→ Supplied information:
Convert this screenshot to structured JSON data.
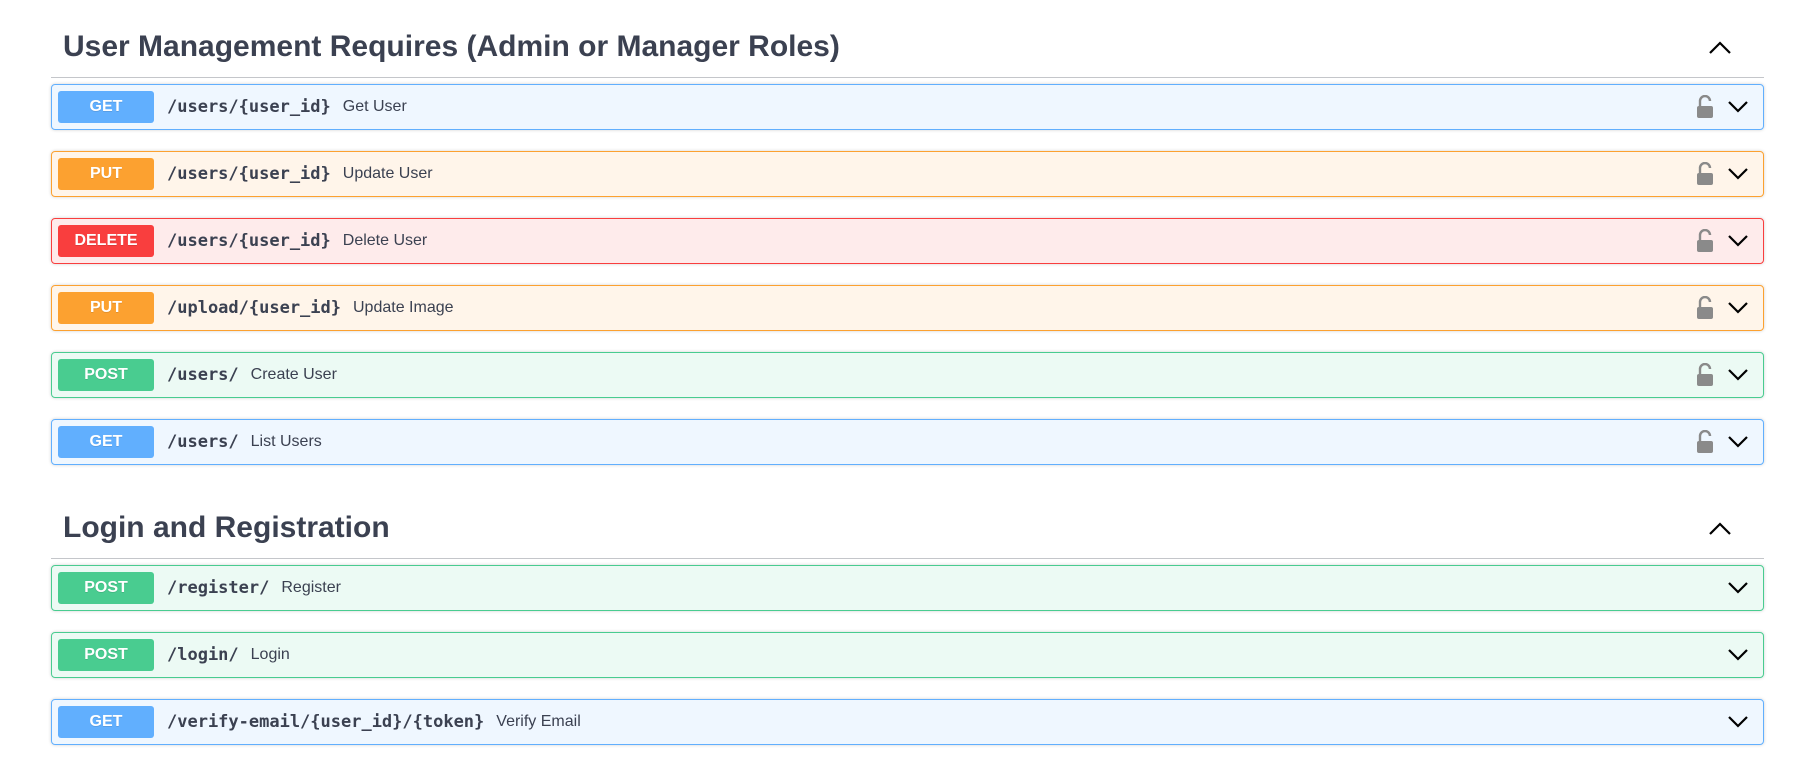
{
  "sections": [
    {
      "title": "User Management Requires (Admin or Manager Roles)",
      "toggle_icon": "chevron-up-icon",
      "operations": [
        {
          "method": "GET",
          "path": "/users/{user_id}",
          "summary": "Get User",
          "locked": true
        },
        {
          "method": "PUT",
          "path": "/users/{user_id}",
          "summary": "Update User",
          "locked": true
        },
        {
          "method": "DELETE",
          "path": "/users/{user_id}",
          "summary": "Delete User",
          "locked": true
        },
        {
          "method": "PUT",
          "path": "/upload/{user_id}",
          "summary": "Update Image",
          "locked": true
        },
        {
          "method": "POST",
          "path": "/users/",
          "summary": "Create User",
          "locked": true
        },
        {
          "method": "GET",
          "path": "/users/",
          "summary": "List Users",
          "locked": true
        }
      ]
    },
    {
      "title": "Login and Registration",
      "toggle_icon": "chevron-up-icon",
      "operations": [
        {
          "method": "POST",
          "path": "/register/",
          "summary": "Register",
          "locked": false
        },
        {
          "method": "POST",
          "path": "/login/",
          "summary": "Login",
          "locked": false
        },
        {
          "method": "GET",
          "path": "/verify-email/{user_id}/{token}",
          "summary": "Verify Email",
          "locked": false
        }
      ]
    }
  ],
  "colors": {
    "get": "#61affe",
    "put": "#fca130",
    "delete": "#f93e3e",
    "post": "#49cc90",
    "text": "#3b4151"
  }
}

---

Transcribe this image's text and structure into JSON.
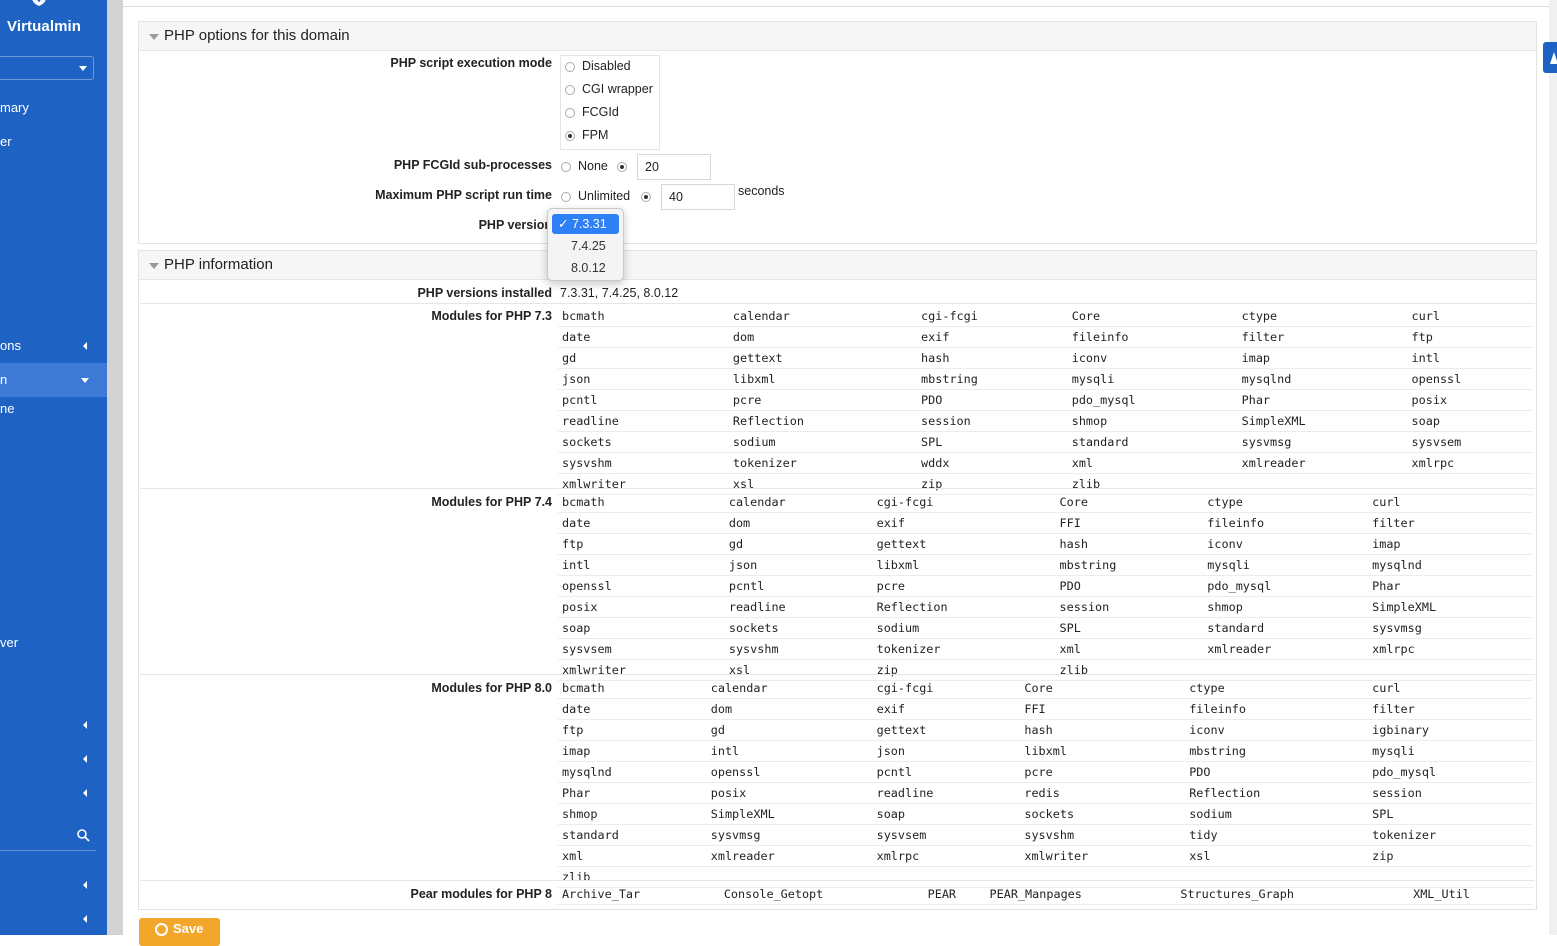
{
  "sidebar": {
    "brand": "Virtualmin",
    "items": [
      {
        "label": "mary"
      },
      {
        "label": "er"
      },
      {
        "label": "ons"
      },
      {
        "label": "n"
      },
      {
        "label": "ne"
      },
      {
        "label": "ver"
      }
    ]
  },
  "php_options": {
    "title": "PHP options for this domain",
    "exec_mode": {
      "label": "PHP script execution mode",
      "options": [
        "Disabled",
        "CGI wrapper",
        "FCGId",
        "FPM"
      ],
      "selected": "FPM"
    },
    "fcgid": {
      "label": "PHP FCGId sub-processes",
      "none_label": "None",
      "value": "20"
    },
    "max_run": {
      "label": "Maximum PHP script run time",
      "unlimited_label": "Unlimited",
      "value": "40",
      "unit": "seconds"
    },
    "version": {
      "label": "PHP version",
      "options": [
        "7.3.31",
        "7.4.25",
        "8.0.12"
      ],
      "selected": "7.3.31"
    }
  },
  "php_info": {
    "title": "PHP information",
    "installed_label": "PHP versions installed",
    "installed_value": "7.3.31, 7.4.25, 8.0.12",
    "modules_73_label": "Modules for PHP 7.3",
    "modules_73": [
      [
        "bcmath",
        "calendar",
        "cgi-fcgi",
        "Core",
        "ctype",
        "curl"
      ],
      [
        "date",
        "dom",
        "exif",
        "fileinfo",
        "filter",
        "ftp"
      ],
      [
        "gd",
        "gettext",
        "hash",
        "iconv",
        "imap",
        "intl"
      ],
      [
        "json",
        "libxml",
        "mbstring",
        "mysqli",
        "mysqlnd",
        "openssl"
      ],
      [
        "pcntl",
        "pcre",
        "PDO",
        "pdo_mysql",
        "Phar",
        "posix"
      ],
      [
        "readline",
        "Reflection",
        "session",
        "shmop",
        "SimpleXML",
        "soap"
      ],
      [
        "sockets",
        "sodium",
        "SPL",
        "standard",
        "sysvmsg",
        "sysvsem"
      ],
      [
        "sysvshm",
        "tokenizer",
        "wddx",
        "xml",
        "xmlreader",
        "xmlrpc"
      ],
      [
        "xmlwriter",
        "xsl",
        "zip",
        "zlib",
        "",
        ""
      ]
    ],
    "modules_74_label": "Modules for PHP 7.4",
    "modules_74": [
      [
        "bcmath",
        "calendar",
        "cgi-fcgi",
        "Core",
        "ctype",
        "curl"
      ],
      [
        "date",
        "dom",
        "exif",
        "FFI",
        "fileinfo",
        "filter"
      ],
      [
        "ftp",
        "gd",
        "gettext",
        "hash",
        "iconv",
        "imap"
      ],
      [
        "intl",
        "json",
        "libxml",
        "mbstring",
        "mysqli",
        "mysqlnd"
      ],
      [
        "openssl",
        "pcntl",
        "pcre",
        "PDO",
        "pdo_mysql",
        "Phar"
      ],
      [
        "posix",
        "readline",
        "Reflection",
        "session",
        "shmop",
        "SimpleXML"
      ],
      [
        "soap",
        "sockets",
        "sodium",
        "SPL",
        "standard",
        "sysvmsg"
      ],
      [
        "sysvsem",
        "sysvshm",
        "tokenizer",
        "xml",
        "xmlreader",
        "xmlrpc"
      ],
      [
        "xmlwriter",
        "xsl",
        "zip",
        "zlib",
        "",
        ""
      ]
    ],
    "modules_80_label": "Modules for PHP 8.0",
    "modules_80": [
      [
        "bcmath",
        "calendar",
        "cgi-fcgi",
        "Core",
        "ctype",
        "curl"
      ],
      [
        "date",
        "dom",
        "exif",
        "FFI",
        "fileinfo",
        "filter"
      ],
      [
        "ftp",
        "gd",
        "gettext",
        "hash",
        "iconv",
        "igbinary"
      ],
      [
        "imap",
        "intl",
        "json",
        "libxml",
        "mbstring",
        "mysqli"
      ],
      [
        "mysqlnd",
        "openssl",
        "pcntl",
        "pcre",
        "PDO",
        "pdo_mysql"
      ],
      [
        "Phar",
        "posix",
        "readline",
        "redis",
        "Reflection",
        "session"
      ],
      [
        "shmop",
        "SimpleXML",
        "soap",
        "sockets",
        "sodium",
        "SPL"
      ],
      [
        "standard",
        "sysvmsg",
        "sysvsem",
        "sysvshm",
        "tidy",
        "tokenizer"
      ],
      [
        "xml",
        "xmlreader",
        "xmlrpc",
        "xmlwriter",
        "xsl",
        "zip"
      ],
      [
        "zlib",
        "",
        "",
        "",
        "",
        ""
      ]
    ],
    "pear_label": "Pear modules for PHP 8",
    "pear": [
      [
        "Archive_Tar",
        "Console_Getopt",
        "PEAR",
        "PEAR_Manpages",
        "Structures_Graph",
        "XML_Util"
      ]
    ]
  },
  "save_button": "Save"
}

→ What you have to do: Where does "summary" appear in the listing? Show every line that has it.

→ Answer box:
          "summary": "Get User",
          "summary": "Update User",
          "summary": "Delete User",
          "summary": "Update Image",
          "summary": "Create User",
          "summary": "List Users",
          "summary": "Register",
          "summary": "Login",
          "summary": "Verify Email",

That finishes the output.